● **Assigned task**:
What you return should match the data below exactly, with every entry reproduced.

─── Recorded data ───

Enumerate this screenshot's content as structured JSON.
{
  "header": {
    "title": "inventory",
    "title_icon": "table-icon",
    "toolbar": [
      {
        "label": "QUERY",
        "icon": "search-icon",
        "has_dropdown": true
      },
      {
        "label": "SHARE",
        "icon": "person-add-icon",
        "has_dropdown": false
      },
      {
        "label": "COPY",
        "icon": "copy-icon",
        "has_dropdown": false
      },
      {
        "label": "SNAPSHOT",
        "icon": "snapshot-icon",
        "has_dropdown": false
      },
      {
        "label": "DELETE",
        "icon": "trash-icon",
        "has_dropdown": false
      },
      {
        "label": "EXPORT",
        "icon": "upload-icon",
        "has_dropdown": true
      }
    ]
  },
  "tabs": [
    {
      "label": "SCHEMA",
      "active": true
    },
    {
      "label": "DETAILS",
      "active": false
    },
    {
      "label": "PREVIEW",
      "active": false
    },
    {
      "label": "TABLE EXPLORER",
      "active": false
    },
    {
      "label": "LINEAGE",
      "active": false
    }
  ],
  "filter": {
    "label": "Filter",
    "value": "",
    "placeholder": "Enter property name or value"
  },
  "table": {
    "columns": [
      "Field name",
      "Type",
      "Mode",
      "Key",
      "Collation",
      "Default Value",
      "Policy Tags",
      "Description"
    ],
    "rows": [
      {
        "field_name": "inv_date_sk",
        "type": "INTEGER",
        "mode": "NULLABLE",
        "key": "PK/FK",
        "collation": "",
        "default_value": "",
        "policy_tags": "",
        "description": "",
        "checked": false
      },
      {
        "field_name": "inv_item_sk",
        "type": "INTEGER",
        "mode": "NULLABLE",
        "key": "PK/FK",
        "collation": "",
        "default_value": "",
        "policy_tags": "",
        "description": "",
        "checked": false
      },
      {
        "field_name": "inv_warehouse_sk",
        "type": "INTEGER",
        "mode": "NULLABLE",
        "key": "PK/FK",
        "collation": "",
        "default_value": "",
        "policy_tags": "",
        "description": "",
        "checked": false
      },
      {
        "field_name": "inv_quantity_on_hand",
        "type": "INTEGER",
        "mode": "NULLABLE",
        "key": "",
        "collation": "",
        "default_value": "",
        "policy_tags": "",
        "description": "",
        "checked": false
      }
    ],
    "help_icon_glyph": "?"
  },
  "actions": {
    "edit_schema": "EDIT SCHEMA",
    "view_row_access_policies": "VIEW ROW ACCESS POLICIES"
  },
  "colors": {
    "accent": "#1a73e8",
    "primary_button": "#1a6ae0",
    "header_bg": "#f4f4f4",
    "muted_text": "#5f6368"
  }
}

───

● **Reply to the exercise**:
Enumerate this screenshot's content as structured JSON.
{
  "header": {
    "title": "inventory",
    "title_icon": "table-icon",
    "toolbar": [
      {
        "label": "QUERY",
        "icon": "search-icon",
        "has_dropdown": true
      },
      {
        "label": "SHARE",
        "icon": "person-add-icon",
        "has_dropdown": false
      },
      {
        "label": "COPY",
        "icon": "copy-icon",
        "has_dropdown": false
      },
      {
        "label": "SNAPSHOT",
        "icon": "snapshot-icon",
        "has_dropdown": false
      },
      {
        "label": "DELETE",
        "icon": "trash-icon",
        "has_dropdown": false
      },
      {
        "label": "EXPORT",
        "icon": "upload-icon",
        "has_dropdown": true
      }
    ]
  },
  "tabs": [
    {
      "label": "SCHEMA",
      "active": true
    },
    {
      "label": "DETAILS",
      "active": false
    },
    {
      "label": "PREVIEW",
      "active": false
    },
    {
      "label": "TABLE EXPLORER",
      "active": false
    },
    {
      "label": "LINEAGE",
      "active": false
    }
  ],
  "filter": {
    "label": "Filter",
    "value": "",
    "placeholder": "Enter property name or value"
  },
  "table": {
    "columns": [
      "Field name",
      "Type",
      "Mode",
      "Key",
      "Collation",
      "Default Value",
      "Policy Tags",
      "Description"
    ],
    "rows": [
      {
        "field_name": "inv_date_sk",
        "type": "INTEGER",
        "mode": "NULLABLE",
        "key": "PK/FK",
        "collation": "",
        "default_value": "",
        "policy_tags": "",
        "description": "",
        "checked": false
      },
      {
        "field_name": "inv_item_sk",
        "type": "INTEGER",
        "mode": "NULLABLE",
        "key": "PK/FK",
        "collation": "",
        "default_value": "",
        "policy_tags": "",
        "description": "",
        "checked": false
      },
      {
        "field_name": "inv_warehouse_sk",
        "type": "INTEGER",
        "mode": "NULLABLE",
        "key": "PK/FK",
        "collation": "",
        "default_value": "",
        "policy_tags": "",
        "description": "",
        "checked": false
      },
      {
        "field_name": "inv_quantity_on_hand",
        "type": "INTEGER",
        "mode": "NULLABLE",
        "key": "",
        "collation": "",
        "default_value": "",
        "policy_tags": "",
        "description": "",
        "checked": false
      }
    ],
    "help_icon_glyph": "?"
  },
  "actions": {
    "edit_schema": "EDIT SCHEMA",
    "view_row_access_policies": "VIEW ROW ACCESS POLICIES"
  },
  "colors": {
    "accent": "#1a73e8",
    "primary_button": "#1a6ae0",
    "header_bg": "#f4f4f4",
    "muted_text": "#5f6368"
  }
}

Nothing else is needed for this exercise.